Sign in to follow this  
Followers 0
mr_malee

Moving to a point with angular constraints

3 posts in this topic

Hello, I'm trying to figure out how to move something to a point given some angular constraints.

Almost like a missile attempting to hit a target. It can't turn on a dime, so must rotate towards its target. However, because it's moving forward and rotating at the same time, if the distance between the target is less than the missiles turning speed, the missile may never reach its goal and simply rotate forever around the target point.

 

Now imagine instead of a missile you're a car. The same rules apply, you have a limited maximum turning circle which will prevent you from turning on a dime.

 

If the car was to try and reach a point beside itself, it could potentially:

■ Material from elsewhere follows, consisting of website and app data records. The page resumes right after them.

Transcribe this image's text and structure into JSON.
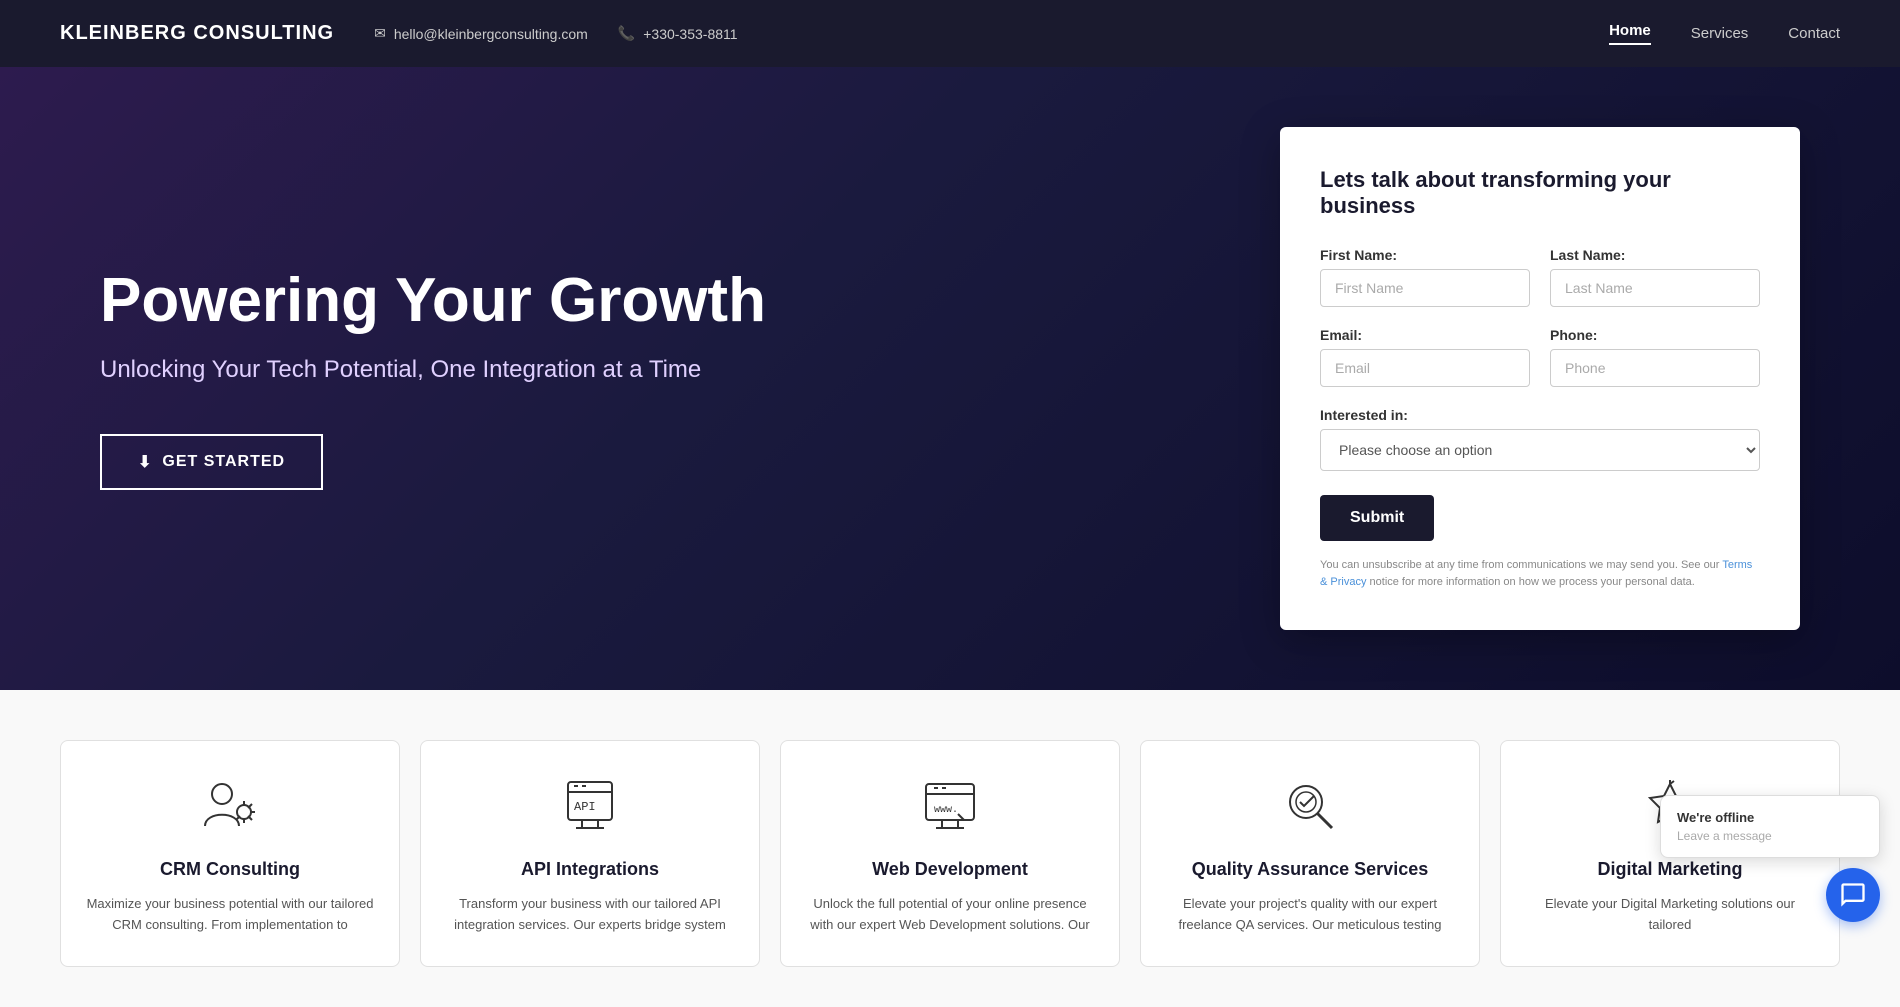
{
  "navbar": {
    "brand": "KLEINBERG CONSULTING",
    "email_icon": "✉",
    "email": "hello@kleinbergconsulting.com",
    "phone_icon": "📞",
    "phone": "+330-353-8811",
    "links": [
      {
        "label": "Home",
        "active": true
      },
      {
        "label": "Services",
        "active": false
      },
      {
        "label": "Contact",
        "active": false
      }
    ]
  },
  "hero": {
    "title": "Powering Your Growth",
    "subtitle": "Unlocking Your Tech Potential, One Integration at a Time",
    "cta_label": "GET STARTED",
    "cta_icon": "⬇"
  },
  "form": {
    "title": "Lets talk about transforming your business",
    "first_name_label": "First Name:",
    "first_name_placeholder": "First Name",
    "last_name_label": "Last Name:",
    "last_name_placeholder": "Last Name",
    "email_label": "Email:",
    "email_placeholder": "Email",
    "phone_label": "Phone:",
    "phone_placeholder": "Phone",
    "interested_label": "Interested in:",
    "interested_placeholder": "Please choose an option",
    "interested_options": [
      "Please choose an option",
      "CRM Consulting",
      "API Integrations",
      "Web Development",
      "Quality Assurance Services",
      "Digital Marketing"
    ],
    "submit_label": "Submit",
    "disclaimer": "You can unsubscribe at any time from communications we may send you. See our ",
    "disclaimer_link": "Terms & Privacy",
    "disclaimer_end": " notice for more information on how we process your personal data."
  },
  "services": [
    {
      "id": "crm",
      "title": "CRM Consulting",
      "description": "Maximize your business potential with our tailored CRM consulting. From implementation to"
    },
    {
      "id": "api",
      "title": "API Integrations",
      "description": "Transform your business with our tailored API integration services. Our experts bridge system"
    },
    {
      "id": "web",
      "title": "Web Development",
      "description": "Unlock the full potential of your online presence with our expert Web Development solutions. Our"
    },
    {
      "id": "qa",
      "title": "Quality Assurance Services",
      "description": "Elevate your project's quality with our expert freelance QA services. Our meticulous testing"
    },
    {
      "id": "digital",
      "title": "Digital Marketing",
      "description": "Elevate your Digital Marketing solutions our tailored"
    }
  ],
  "chat": {
    "status": "We're offline",
    "placeholder": "Leave a message"
  }
}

  • reverse, then move forward to the target.
  • rotate on a larger arc around the point increasing the distance and allowing the car to align itself to the target point and move forward.
  • say to itself, I'm close enough. No one will notice.

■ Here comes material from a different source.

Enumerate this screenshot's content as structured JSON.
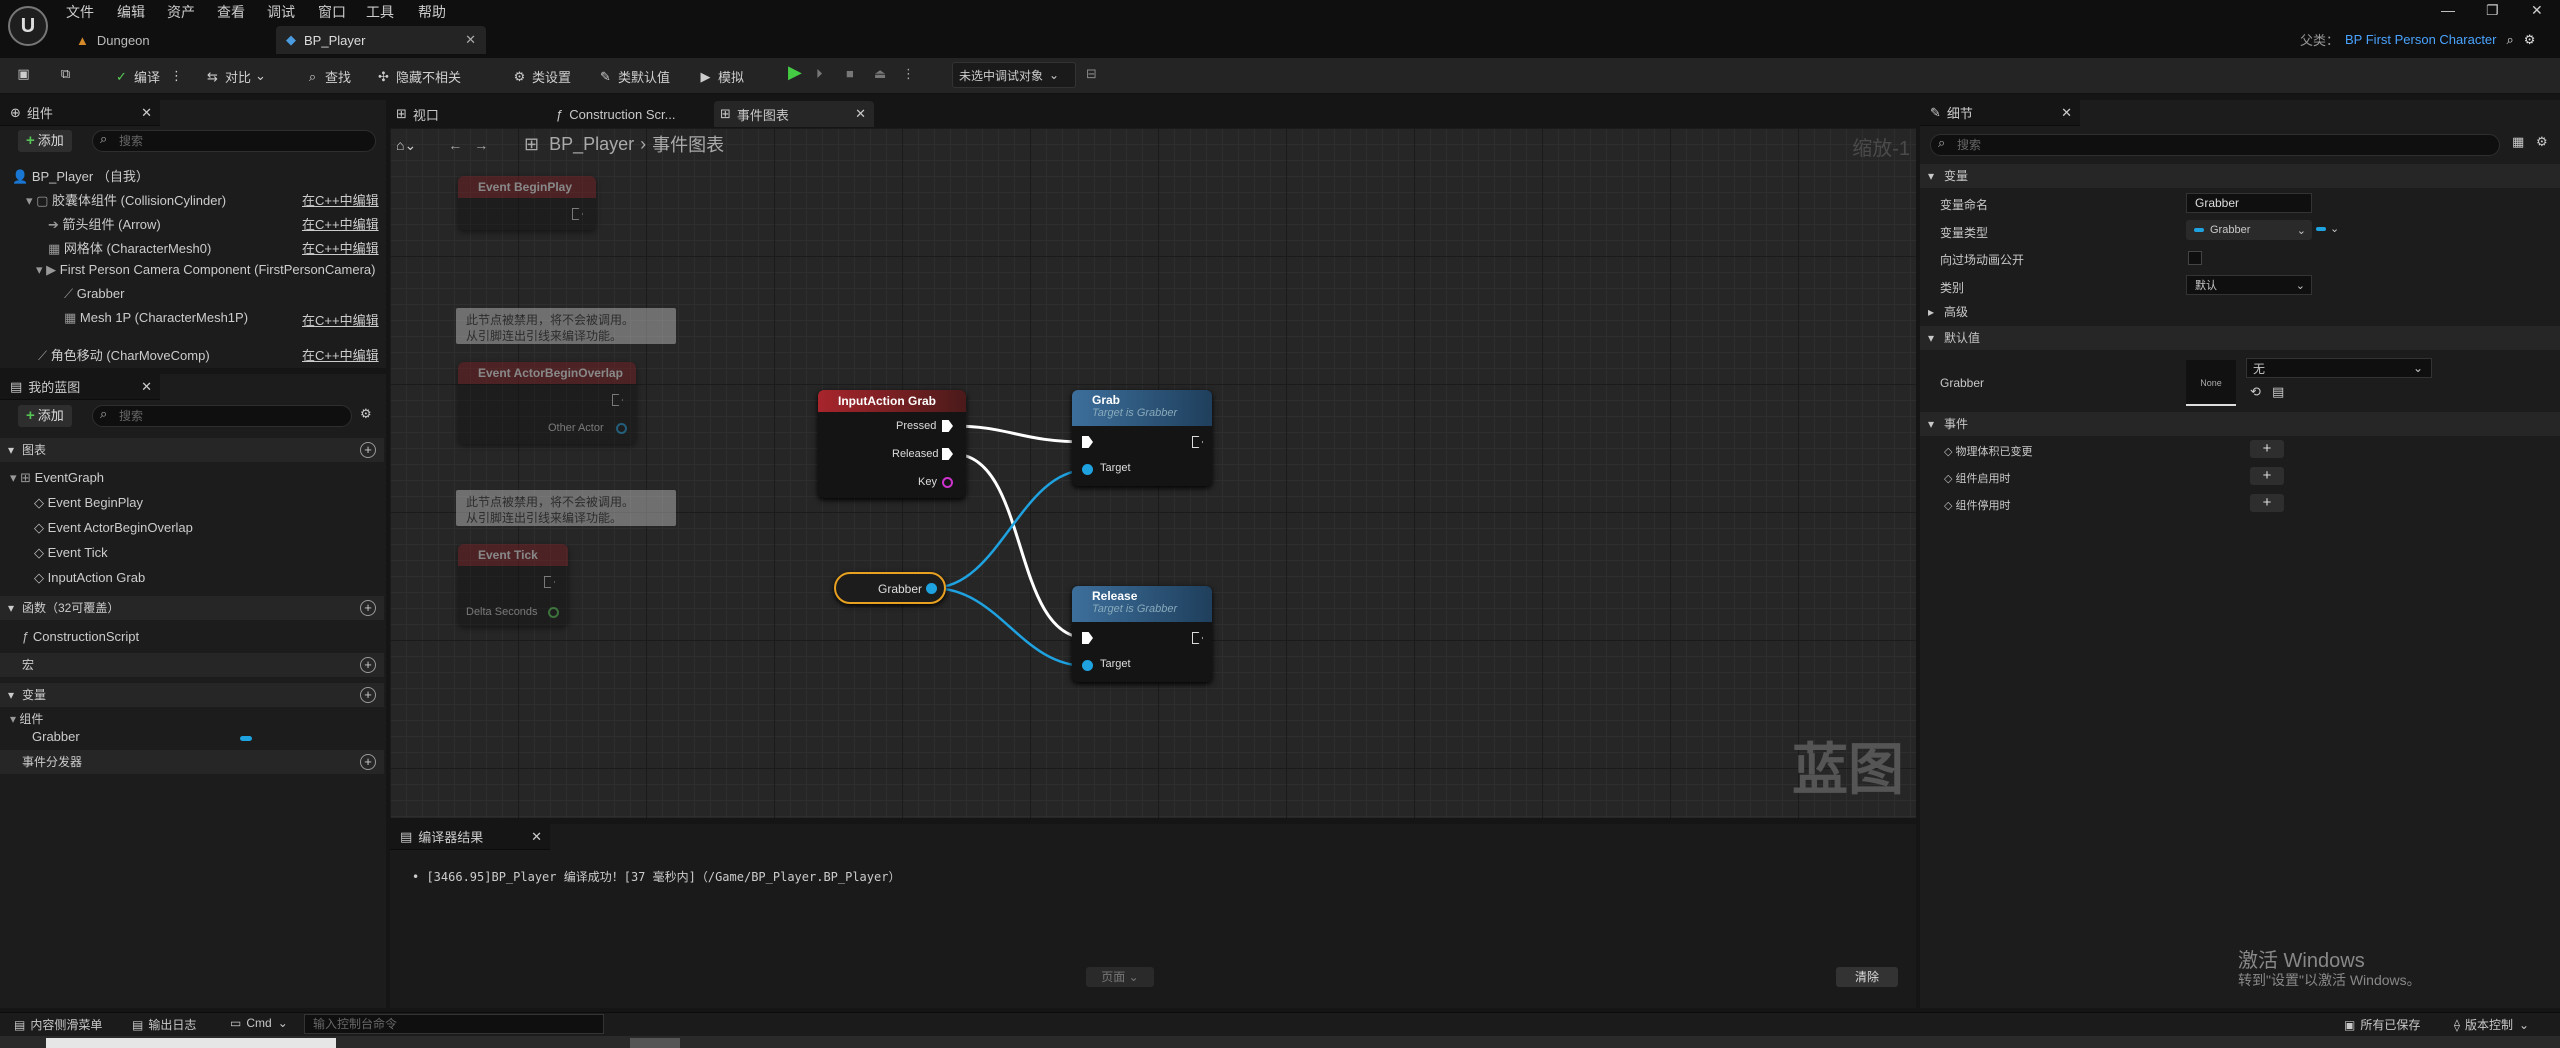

In my situation, the second one would be ideal. So, does anyone know how to calculate:

  • will an object miss its target because it can't turn sharply enough?
  • if so, calculate a larger arc/path giving the object enough distance to turn correctly.

or know of any helpful articles? 

Thanks

Edited by mr_malee
0

Share this post


Link to post
Share on other sites

Yeah, it's called a Dubin's Curve, which will give you some more articles, also Motion Planning is another keyword to look for.

 

I've implemented a version of Marco Pinter's article, though I used vector operations for constructing the tangent lines.

 

You can see it here:

http://joshv.itburns.net/RadialAttempt.html

 

Though, that said, if you're just using it for missiles, you may want to have the missile detach from the firer (give it some small impulse), rotate towards it's target, then fire it's main thruster.  (sort of like a guided mortar, or the homing rocket launcher from Half Life ), and then have it all driven by basic physics.

Edited by ferrous
0

Share this post


Link to post
Share on other sites

Create an account or sign in to comment

You need to be a member in order to leave a comment

Create an account

Sign up for a new account in our community. It's easy!


Register a new account

Sign in

Already have an account? Sign in here.


Sign In Now
Sign in to follow this  
Followers 0